* _Data supplied_:
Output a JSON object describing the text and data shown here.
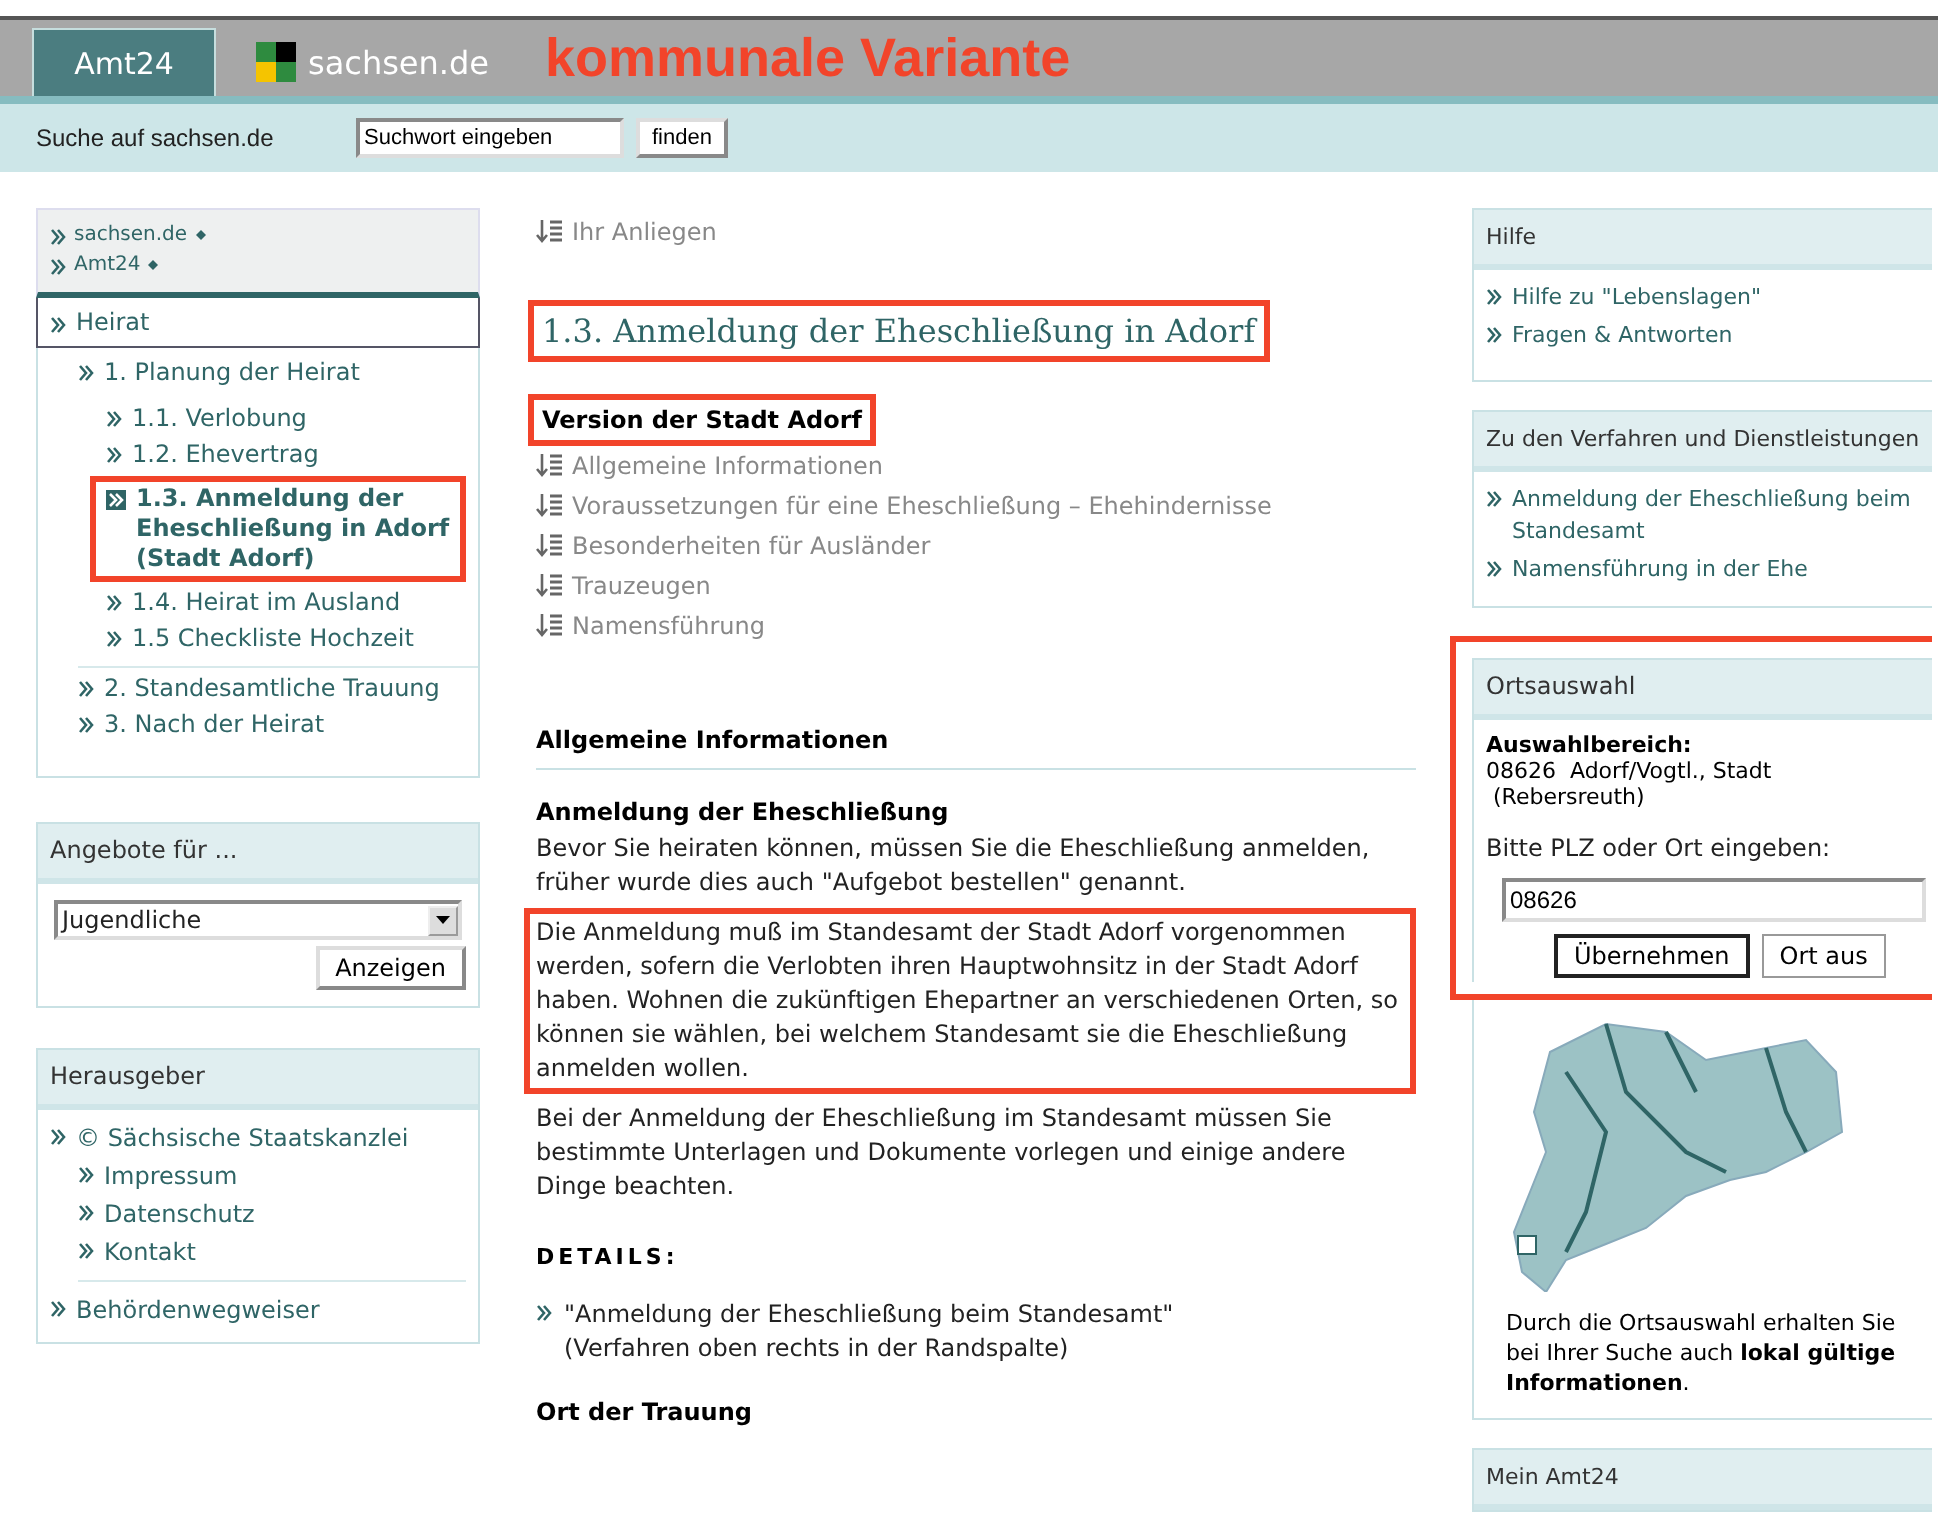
{
  "header": {
    "tab": {
      "label": "Amt24",
      "selected": true
    },
    "logo_text": "sachsen.de",
    "annotation": "kommunale Variante"
  },
  "search": {
    "label": "Suche auf sachsen.de",
    "value": "Suchwort eingeben",
    "button": "finden"
  },
  "breadcrumbs": [
    "sachsen.de",
    "Amt24"
  ],
  "nav": {
    "label": "Heirat",
    "children": [
      {
        "label": "1. Planung der Heirat",
        "selected": false,
        "highlighted": false,
        "children": [
          {
            "label": "1.1. Verlobung",
            "selected": false,
            "highlighted": false
          },
          {
            "label": "1.2. Ehevertrag",
            "selected": false,
            "highlighted": false
          },
          {
            "label": "1.3. Anmeldung der Eheschließung in Adorf (Stadt Adorf)",
            "selected": true,
            "highlighted": true
          },
          {
            "label": "1.4. Heirat im Ausland",
            "selected": false,
            "highlighted": false
          },
          {
            "label": "1.5 Checkliste Hochzeit",
            "selected": false,
            "highlighted": false
          }
        ]
      },
      {
        "label": "2. Standesamtliche Trauung",
        "selected": false,
        "highlighted": false
      },
      {
        "label": "3. Nach der Heirat",
        "selected": false,
        "highlighted": false
      }
    ]
  },
  "offers": {
    "title": "Angebote für ...",
    "select": "Jugendliche",
    "button": "Anzeigen"
  },
  "publisher": {
    "title": "Herausgeber",
    "items": [
      {
        "label": "© Sächsische Staatskanzlei",
        "children": [
          {
            "label": "Impressum"
          },
          {
            "label": "Datenschutz"
          },
          {
            "label": "Kontakt"
          }
        ]
      },
      {
        "label": "Behördenwegweiser"
      }
    ]
  },
  "main": {
    "top_link": "Ihr Anliegen",
    "title": {
      "text": "1.3. Anmeldung der Eheschließung in Adorf",
      "highlighted": true
    },
    "version": {
      "text": "Version der Stadt Adorf",
      "highlighted": true
    },
    "toc": [
      "Allgemeine Informationen",
      "Voraussetzungen für eine Eheschließung – Ehehindernisse",
      "Besonderheiten für Ausländer",
      "Trauzeugen",
      "Namensführung"
    ],
    "section": "Allgemeine Informationen",
    "subsection": "Anmeldung der Eheschließung",
    "paragraphs": [
      {
        "text": "Bevor Sie heiraten können, müssen Sie die Eheschließung anmelden, früher wurde dies auch \"Aufgebot bestellen\" genannt.",
        "highlighted": false
      },
      {
        "text": "Die Anmeldung muß im Standesamt der Stadt Adorf vorgenommen werden, sofern die Verlobten ihren Hauptwohnsitz in der Stadt Adorf haben. Wohnen die zukünftigen Ehepartner an verschiedenen Orten, so können sie wählen, bei welchem Standesamt sie die Eheschließung anmelden wollen.",
        "highlighted": true
      },
      {
        "text": "Bei der Anmeldung der Eheschließung im Standesamt müssen Sie bestimmte Unterlagen und Dokumente vorlegen und einige andere Dinge beachten.",
        "highlighted": false
      }
    ],
    "details_label": "DETAILS:",
    "details": [
      {
        "text": "\"Anmeldung der Eheschließung beim Standesamt\"",
        "note": "(Verfahren oben rechts in der Randspalte)"
      }
    ],
    "next_heading": "Ort der Trauung"
  },
  "right": {
    "help": {
      "title": "Hilfe",
      "links": [
        "Hilfe zu \"Lebenslagen\"",
        "Fragen & Antworten"
      ]
    },
    "procedures": {
      "title": "Zu den Verfahren und Dienstleistungen",
      "links": [
        "Anmeldung der Eheschließung beim Standesamt",
        "Namensführung in der Ehe"
      ]
    },
    "location": {
      "title": "Ortsauswahl",
      "highlighted": true,
      "area_label": "Auswahlbereich:",
      "area_lines": [
        "08626  Adorf/Vogtl., Stadt",
        "(Rebersreuth)"
      ],
      "prompt": "Bitte PLZ oder Ort eingeben:",
      "value": "08626",
      "buttons": [
        "Übernehmen",
        "Ort aus"
      ],
      "info": "Durch die Ortsauswahl erhalten Sie bei Ihrer Suche auch **lokal gültige Informationen**."
    },
    "my": {
      "title": "Mein Amt24"
    }
  }
}
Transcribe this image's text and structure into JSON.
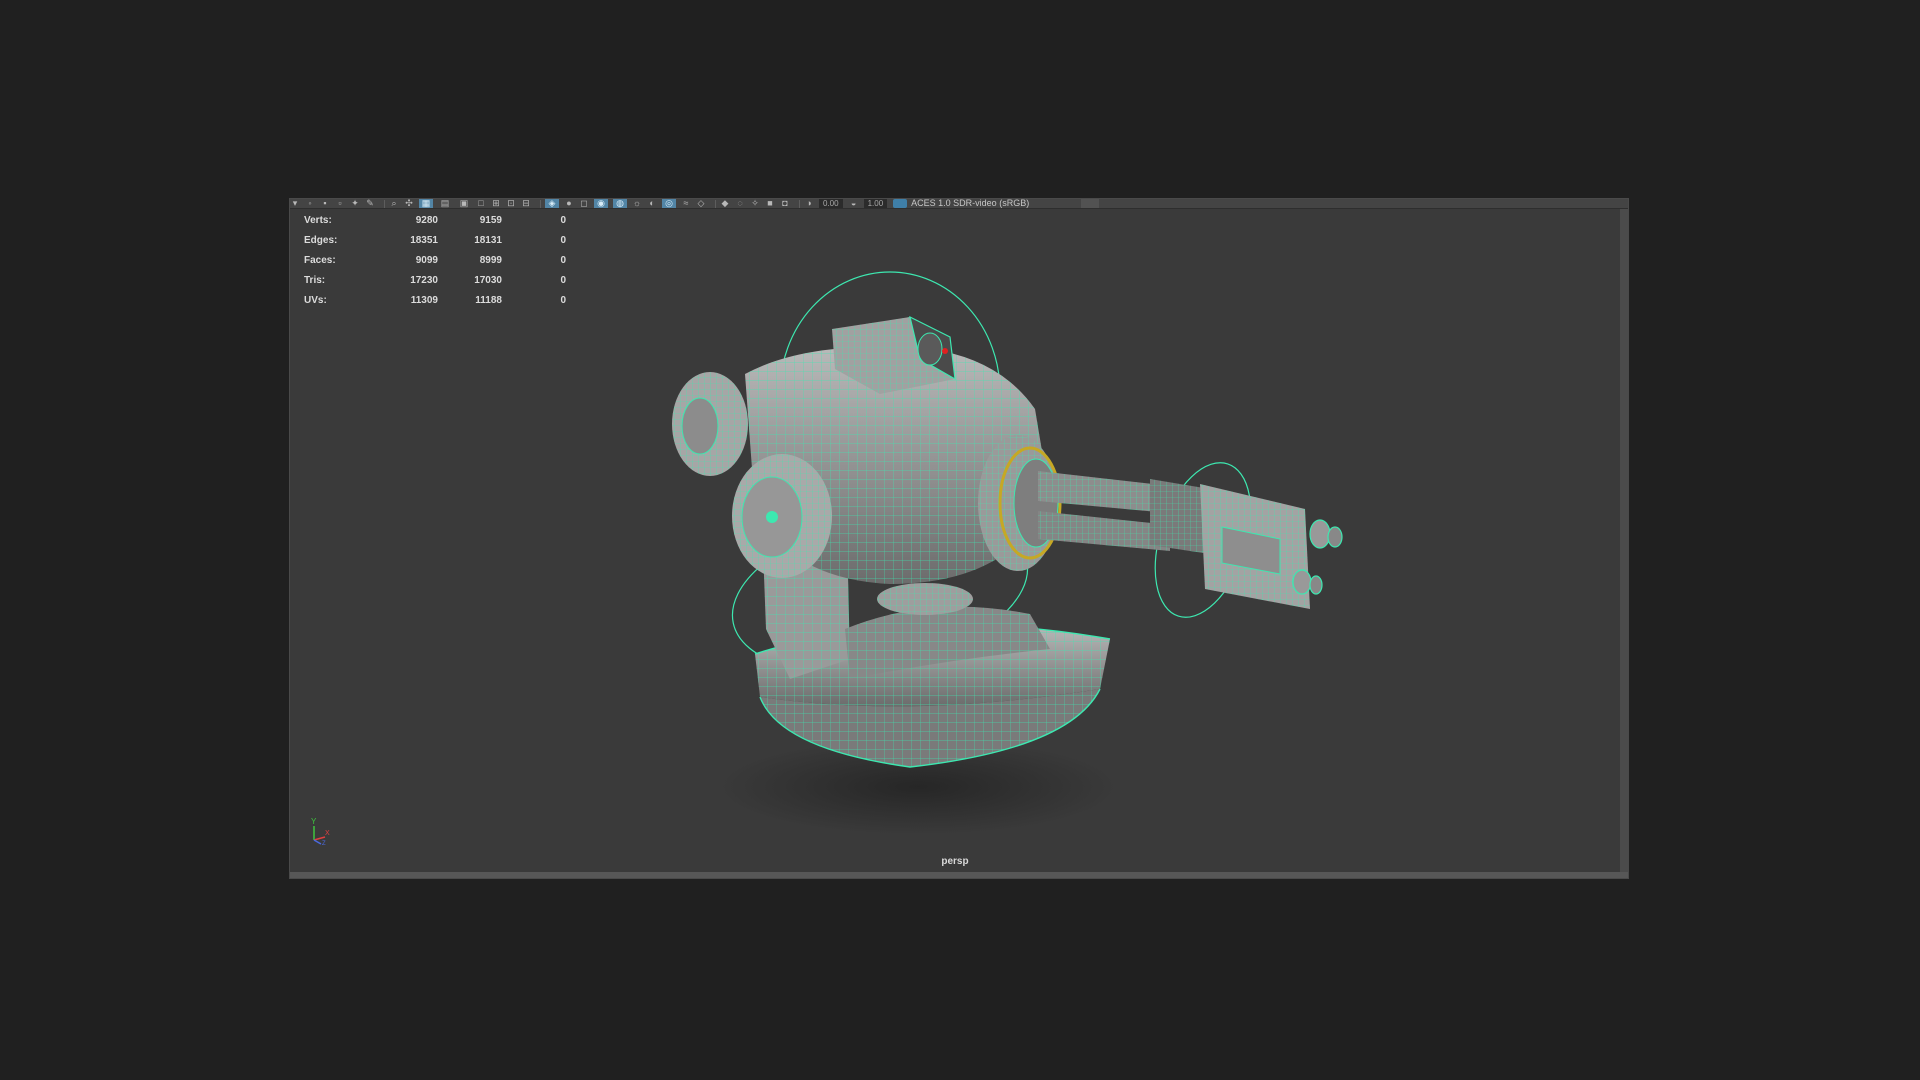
{
  "toolbar": {
    "icons": [
      "grid-icon",
      "lasso-icon",
      "camera-icon",
      "bookmark-icon",
      "image-plane-icon",
      "two-d-pan-icon",
      "grease-pencil-icon",
      "wireframe-icon",
      "smooth-shade-icon",
      "bounding-box-icon",
      "textured-icon",
      "lights-icon",
      "shadows-icon",
      "ambient-occlusion-icon",
      "motion-blur-icon",
      "anti-alias-icon",
      "depth-of-field-icon",
      "isolate-select-icon",
      "xray-icon",
      "xray-joints-icon",
      "backface-icon",
      "resolution-gate-icon",
      "safe-action-icon",
      "gate-mask-icon",
      "field-chart-icon"
    ],
    "exposure_value": "0.00",
    "gamma_value": "1.00",
    "color_space": "ACES 1.0 SDR-video (sRGB)"
  },
  "hud": {
    "rows": [
      {
        "label": "Verts:",
        "total": "9280",
        "selected": "9159",
        "components": "0"
      },
      {
        "label": "Edges:",
        "total": "18351",
        "selected": "18131",
        "components": "0"
      },
      {
        "label": "Faces:",
        "total": "9099",
        "selected": "8999",
        "components": "0"
      },
      {
        "label": "Tris:",
        "total": "17230",
        "selected": "17030",
        "components": "0"
      },
      {
        "label": "UVs:",
        "total": "11309",
        "selected": "11188",
        "components": "0"
      }
    ]
  },
  "viewport": {
    "camera": "persp",
    "wire_color": "#3de8b0",
    "background_color": "#3a3a3a"
  },
  "axis": {
    "y": "Y",
    "x": "X",
    "z": "Z"
  }
}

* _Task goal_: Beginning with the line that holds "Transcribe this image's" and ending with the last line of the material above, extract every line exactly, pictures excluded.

* _Response_:
Transcribe this image's text and structure into JSON.
{
  "toolbar": {
    "icons": [
      "grid-icon",
      "lasso-icon",
      "camera-icon",
      "bookmark-icon",
      "image-plane-icon",
      "two-d-pan-icon",
      "grease-pencil-icon",
      "wireframe-icon",
      "smooth-shade-icon",
      "bounding-box-icon",
      "textured-icon",
      "lights-icon",
      "shadows-icon",
      "ambient-occlusion-icon",
      "motion-blur-icon",
      "anti-alias-icon",
      "depth-of-field-icon",
      "isolate-select-icon",
      "xray-icon",
      "xray-joints-icon",
      "backface-icon",
      "resolution-gate-icon",
      "safe-action-icon",
      "gate-mask-icon",
      "field-chart-icon"
    ],
    "exposure_value": "0.00",
    "gamma_value": "1.00",
    "color_space": "ACES 1.0 SDR-video (sRGB)"
  },
  "hud": {
    "rows": [
      {
        "label": "Verts:",
        "total": "9280",
        "selected": "9159",
        "components": "0"
      },
      {
        "label": "Edges:",
        "total": "18351",
        "selected": "18131",
        "components": "0"
      },
      {
        "label": "Faces:",
        "total": "9099",
        "selected": "8999",
        "components": "0"
      },
      {
        "label": "Tris:",
        "total": "17230",
        "selected": "17030",
        "components": "0"
      },
      {
        "label": "UVs:",
        "total": "11309",
        "selected": "11188",
        "components": "0"
      }
    ]
  },
  "viewport": {
    "camera": "persp",
    "wire_color": "#3de8b0",
    "background_color": "#3a3a3a"
  },
  "axis": {
    "y": "Y",
    "x": "X",
    "z": "Z"
  }
}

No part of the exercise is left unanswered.